**Materials provided**
___

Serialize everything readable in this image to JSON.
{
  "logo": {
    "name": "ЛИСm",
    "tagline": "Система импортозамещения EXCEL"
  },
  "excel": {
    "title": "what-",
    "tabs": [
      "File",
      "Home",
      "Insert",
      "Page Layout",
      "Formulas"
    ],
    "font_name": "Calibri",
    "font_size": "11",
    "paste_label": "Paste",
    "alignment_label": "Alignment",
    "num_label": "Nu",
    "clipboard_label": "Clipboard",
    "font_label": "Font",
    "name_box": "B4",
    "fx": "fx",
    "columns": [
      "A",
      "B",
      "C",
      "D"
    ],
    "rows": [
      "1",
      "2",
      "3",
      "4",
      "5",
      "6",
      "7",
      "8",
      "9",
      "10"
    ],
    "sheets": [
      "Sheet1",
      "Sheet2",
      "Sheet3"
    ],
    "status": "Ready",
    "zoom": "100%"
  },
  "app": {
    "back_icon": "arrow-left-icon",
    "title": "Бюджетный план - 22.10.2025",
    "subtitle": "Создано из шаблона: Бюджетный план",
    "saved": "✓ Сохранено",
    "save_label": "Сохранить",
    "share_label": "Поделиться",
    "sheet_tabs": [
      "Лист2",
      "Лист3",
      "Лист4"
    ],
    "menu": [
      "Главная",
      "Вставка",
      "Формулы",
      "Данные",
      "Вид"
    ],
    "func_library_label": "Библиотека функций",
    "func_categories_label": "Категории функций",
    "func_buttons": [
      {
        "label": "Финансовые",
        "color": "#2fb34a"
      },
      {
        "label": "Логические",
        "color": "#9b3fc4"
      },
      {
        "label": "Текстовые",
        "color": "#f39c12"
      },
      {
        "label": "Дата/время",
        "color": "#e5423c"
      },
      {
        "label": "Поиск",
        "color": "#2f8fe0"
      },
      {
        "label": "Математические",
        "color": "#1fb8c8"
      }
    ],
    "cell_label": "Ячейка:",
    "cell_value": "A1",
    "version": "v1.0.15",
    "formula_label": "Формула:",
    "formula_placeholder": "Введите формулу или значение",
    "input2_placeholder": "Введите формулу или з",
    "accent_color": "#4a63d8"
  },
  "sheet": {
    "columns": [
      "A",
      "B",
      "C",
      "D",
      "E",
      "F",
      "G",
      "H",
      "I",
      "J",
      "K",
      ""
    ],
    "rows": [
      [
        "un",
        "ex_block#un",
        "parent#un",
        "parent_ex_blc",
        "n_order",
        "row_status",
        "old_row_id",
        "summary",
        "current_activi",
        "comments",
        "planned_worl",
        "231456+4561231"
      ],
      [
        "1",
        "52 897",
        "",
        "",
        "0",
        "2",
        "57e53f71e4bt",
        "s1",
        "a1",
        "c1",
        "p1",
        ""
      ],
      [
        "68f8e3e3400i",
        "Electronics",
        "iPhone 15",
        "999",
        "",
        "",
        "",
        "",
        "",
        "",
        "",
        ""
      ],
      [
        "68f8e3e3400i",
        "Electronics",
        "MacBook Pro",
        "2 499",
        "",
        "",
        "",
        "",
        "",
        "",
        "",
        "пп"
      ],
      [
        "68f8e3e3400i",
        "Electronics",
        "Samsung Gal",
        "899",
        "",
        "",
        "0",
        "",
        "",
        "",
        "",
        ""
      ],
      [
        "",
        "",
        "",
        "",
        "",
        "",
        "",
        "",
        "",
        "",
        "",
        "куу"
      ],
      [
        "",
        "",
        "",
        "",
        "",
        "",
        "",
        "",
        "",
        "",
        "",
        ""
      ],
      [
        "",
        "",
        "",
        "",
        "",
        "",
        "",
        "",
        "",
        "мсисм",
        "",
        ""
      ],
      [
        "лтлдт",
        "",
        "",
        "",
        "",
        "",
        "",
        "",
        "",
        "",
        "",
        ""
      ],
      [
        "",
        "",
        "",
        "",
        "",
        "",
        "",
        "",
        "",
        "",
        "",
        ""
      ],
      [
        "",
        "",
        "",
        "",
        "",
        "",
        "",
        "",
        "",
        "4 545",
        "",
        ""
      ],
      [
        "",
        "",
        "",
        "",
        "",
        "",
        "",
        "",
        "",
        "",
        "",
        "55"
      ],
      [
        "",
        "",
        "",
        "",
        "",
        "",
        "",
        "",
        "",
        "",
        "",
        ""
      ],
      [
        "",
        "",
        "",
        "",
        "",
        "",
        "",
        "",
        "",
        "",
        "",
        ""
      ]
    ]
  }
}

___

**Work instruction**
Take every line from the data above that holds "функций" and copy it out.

**Written response**
    "func_library_label": "Библиотека функций",
    "func_categories_label": "Категории функций",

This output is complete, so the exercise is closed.